Federal Disability Benefits: Agency Input

Whether, and to what extent, Federal agencies will support a Federal Medical Retirement, goes to the ultimate issues of sufficiency, necessity and relevancy.  Sufficiency is satisfied by the minimal act of completing the two primary standard forms which the agency is responsible for:  SF 3112B (the Supervisor’s Statement) and SF 3112D (Agency Certification of Reassignment and Accommodation Efforts).

Necessity is further accomplished by processing the Federal employee’s Federal Disability Retirement application if the Federal employee or the U.S. Postal employee is still on the rolls of the agency or the U.S. Postal Service, or even if he or she has been separated, the separation has not been for more than thirty one (31) days.  If the Federal employee (now former) or U.S. Postal worker (also now former) has been separated for more than thirty one (31) days, then the Federal Disability Retirement application must be submitted directly to the U.S. Office of Personnel Management, whether the individual is under FERS or CSRS. In either case, the current Federal agency’s Human Resource’s Office would still have to complete SF 3112D, and the former or current Supervisor must complete the Supervisor’s Statement (SF 3112B). Lack of cooperation on the part of an agency or the U.S. Postal Service, once the Federal employee or U.S. Postal worker is separated from Federal Service, is often a problem — but, then, lack of cooperation can be a problem in any event, even if one is still with the agency.

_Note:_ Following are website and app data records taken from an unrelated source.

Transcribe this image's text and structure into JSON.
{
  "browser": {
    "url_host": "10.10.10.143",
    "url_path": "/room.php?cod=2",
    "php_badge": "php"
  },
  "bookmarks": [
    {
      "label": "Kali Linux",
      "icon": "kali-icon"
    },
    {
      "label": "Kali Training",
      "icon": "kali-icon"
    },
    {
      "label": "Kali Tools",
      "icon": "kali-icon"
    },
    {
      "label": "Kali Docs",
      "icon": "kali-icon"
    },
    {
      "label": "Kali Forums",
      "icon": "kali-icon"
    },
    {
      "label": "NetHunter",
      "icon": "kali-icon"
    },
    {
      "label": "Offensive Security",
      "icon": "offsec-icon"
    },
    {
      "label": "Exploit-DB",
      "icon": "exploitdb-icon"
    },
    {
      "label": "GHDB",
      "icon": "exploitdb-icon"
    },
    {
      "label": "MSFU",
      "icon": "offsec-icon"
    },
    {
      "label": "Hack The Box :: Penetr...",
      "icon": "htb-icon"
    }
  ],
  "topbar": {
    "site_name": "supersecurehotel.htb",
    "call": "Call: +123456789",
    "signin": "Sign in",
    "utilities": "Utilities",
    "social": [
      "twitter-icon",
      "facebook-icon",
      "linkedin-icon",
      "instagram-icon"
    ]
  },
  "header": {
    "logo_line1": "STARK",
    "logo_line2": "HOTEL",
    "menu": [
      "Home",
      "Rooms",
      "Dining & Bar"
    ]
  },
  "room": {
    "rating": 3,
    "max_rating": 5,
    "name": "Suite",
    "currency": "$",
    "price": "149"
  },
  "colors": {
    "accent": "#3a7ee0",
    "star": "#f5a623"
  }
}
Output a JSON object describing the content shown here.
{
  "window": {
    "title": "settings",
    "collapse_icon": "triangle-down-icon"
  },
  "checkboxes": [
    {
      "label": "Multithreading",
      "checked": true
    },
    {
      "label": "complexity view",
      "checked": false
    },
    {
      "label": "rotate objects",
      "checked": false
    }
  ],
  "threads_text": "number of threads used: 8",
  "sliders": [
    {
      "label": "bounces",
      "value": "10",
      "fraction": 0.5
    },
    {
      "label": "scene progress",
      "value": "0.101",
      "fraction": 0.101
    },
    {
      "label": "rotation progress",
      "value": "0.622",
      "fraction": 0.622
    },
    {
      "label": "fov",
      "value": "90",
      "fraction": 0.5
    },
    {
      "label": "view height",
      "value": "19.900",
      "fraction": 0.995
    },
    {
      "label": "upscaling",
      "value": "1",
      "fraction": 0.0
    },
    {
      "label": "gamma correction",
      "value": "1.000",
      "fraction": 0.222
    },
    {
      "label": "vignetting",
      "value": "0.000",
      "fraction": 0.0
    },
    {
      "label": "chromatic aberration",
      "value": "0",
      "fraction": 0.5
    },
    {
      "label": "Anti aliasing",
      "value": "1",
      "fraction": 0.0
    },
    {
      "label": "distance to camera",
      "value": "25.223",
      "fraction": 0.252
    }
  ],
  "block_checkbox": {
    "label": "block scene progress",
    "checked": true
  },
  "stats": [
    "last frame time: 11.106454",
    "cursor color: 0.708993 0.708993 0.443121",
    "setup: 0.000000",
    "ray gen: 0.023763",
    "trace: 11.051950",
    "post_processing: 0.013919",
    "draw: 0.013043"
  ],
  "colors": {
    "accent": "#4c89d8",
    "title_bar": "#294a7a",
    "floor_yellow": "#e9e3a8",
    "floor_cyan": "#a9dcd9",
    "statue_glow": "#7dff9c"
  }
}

Finally, the question of relevancy is always a problem to be encountered and confounded.  Is what the agency states on SF 3112B and/or SF 3112D helpful, significant or even relevant?  It all depends.  Some statements can be less-than, while others can remain neutral or somewhat helpful.  Relying upon one’s agency, whether current or former, to help in a Federal Disability Retirement application, beyond doing that which is sufficient or even necessary, is to run on a fool’s errand.

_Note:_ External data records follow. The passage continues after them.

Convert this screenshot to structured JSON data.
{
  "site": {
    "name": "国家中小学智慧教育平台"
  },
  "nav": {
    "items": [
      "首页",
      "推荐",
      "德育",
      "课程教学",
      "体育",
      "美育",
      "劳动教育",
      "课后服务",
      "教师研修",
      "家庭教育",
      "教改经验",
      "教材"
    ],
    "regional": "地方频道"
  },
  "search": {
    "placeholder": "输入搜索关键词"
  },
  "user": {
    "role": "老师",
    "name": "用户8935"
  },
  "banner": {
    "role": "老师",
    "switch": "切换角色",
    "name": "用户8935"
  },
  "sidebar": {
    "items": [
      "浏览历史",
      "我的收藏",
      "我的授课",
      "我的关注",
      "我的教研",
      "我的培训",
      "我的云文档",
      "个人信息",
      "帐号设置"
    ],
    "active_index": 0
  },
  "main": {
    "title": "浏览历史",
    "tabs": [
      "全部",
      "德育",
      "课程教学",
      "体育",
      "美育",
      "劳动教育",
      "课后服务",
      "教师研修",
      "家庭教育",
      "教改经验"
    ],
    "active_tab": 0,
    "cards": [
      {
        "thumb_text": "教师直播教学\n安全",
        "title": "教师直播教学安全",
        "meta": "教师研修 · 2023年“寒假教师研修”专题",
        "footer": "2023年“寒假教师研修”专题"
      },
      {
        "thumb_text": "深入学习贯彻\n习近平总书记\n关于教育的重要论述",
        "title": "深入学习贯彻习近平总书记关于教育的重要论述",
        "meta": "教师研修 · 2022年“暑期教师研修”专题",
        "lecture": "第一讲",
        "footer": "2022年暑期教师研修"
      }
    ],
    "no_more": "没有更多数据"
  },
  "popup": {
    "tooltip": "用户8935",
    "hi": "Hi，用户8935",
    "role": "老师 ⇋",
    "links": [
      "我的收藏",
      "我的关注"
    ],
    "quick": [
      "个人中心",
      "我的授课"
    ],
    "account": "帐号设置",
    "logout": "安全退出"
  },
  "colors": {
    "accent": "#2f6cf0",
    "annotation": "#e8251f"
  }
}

But then, when a Federal employee or a U.S. Postal worker finds it necessary to file for Federal Disability Retirement benefits, whether one is under FERS or CSRS, through one’s agency and then ultimately to the U.S. Office of Personnel Management, is to sufficiently reflect a choice of wisdom, and thereby the wise person has already shown a necessary discernment between the importance of priorities in life, as opposed to the irrelevant glitter of fool’s gold.

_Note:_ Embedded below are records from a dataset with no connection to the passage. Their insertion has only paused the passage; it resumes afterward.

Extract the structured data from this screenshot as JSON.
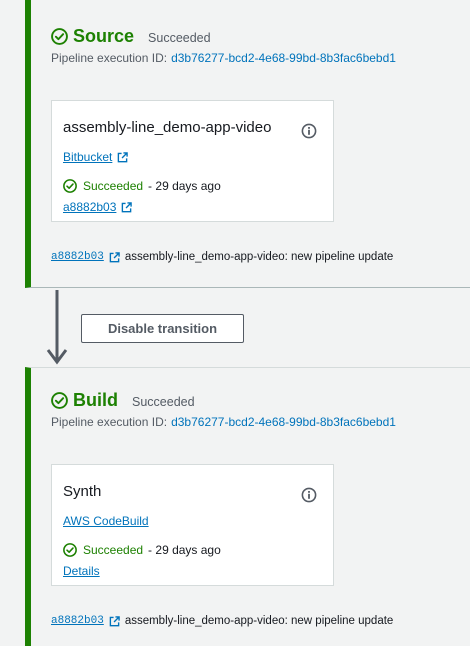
{
  "colors": {
    "success": "#1d8102",
    "link": "#0073bb",
    "muted": "#545b64",
    "background": "#f2f3f3"
  },
  "stages": {
    "source": {
      "title": "Source",
      "status": "Succeeded",
      "execution_label": "Pipeline execution ID:",
      "execution_id": "d3b76277-bcd2-4e68-99bd-8b3fac6bebd1",
      "action": {
        "name": "assembly-line_demo-app-video",
        "provider": "Bitbucket",
        "status": "Succeeded",
        "time": "29 days ago",
        "link": "a8882b03"
      },
      "commit": {
        "hash": "a8882b03",
        "message": "assembly-line_demo-app-video: new pipeline update"
      }
    },
    "transition": {
      "button_label": "Disable transition"
    },
    "build": {
      "title": "Build",
      "status": "Succeeded",
      "execution_label": "Pipeline execution ID:",
      "execution_id": "d3b76277-bcd2-4e68-99bd-8b3fac6bebd1",
      "action": {
        "name": "Synth",
        "provider": "AWS CodeBuild",
        "status": "Succeeded",
        "time": "29 days ago",
        "link": "Details"
      },
      "commit": {
        "hash": "a8882b03",
        "message": "assembly-line_demo-app-video: new pipeline update"
      }
    }
  }
}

Sincerely,

Robert R. McGill, Esquire

 

Federal and Postal Disability Retirement: What the Agency May Say

Individuals can and do tell untruths (an euphemism for a “lie”); organizations, as a collective congregation of multiple individuals, can therefore also convey negations of truthful statements (a further euphemism, stated diplomatically to avoid the unpleasantry of a direct statement).  Of course, the justification for such factually incorrect statements is that there is a “difference of perspective” or of an opinion which is not in agreement with another’s.

In preparing, formulating and filing for Federal Disability Retirement benefits from the U.S. Office of Personnel Management, the portion of a Federal Disability Retirement application which the Agency must complete — most notably the Supervisor’s Statement (SF 3112B) and the Agency’s Certification of Reassignment and Accommodation Efforts (SF 3112D) can and most often do contain misstatements, differing perspectives and negations of untruthful statements.

They are not like the other forms which must be completed by the Agency — i.e., the checklist, the Certified Summary of Federal Service, etc., where the information provided can be compared to factually verifiable documents, statements, etc., and therefore will be constrained by objective and ascertainable facts.

Unfortunately, there is “wiggle room” on both the SF 3112B and the SF 3112D, and agencies tend to utilize the wide expansiveness of such roominess to move about.  That is why, what the agency says or might say, must be preempted as much as possible by the medical report and other documentation.  By providing as much of an airtight case prior to submission of the disability retirement packet to the agency, one increases the odds that the impact of what the agency says, will be minimal, and minimized.

Of course, there is then the further problem of the inaccuracies engaged in by the U.S. Office of Personnel Management itself — but that is another story to tell, and one which must be categorized in a department beyond “fiction”, but more akin to the genre of “fantasy” or “science fiction”.

Sincerely,

Robert R. McGill, Esquire